MADRID -- Almost 20 million fewer tickets were sold last year at Spanish cinemas as the number of films released and the number theaters to watch them in fell, according to figures released this week by the Culture Ministry's Institute of Cinematography and Audiovisual Arts.

In 2007 -- the third consecutive year for declining film attendance in Spain -- only 102 million people went to the movies, down from 121 million during the previous year.

U.S. films, which dominate the sector, suffered a drop of 17 million tickets sold last year, while 5.8 million fewer tickets were sold for Spanish productions, the ICAA reported on its Web site.

The top earner in the territory was "Pirates of the Caribbean: At World's End" at 21 millionĀ  euros ($30.8 million) from 3.9 million spectators, followed by "Shrek the Third" with 20.9 million euros ($30.6 million) from 3.8 million tickets sold.

In third was the Spanish horror blockbuster "The Orphanage," which earned 19 million euros ($27.9 million) from 3.4 million moviegoers.

The remainder of the top 10 was filled out by U.S. productions, led by "Spider-Man 3." The next highest earner among Spanish films, following "The Orphanage," was "REC" in 25th place, earning 4.4 million euros from 780,000 tickets.

In total, 1,620 films were released in Spain last year, 128 fewer than in 2006.

Hollywood productions, which saw a drop of 49 releases in Spain compared with 2006, earned 318 million euros ($466.22 million), or 72 million euros ($105.6 million) less, and saw their market share slip from 71.2% to 68.1%.

Spanish films, of which there were 35 fewer releases in 2007 compared to the previous year, took in 71 million euros ($104.1 million), or 27 million euros ($39.6 million) less than in 2006, according to the ICAA figures.

A spokesman for the Spanish Federation of Cinemas, which represents theater owners, declined comment on the figures, saying the association directors were still studying them.

But in the past, the federation has blamed the fall in audience numbers on DVD sales and rentals and other forms of home entertainment such as the Internet and Spain's ever-expanding choice of television channels.

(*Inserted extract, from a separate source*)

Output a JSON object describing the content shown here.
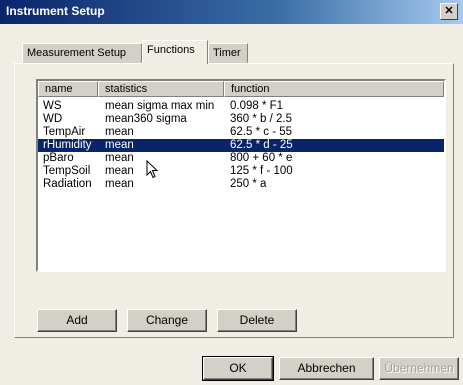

Meanwhile, the number of Spanish cinemas also fell, from 936 in 2006 to 889 last year for a total loss of 49 screens.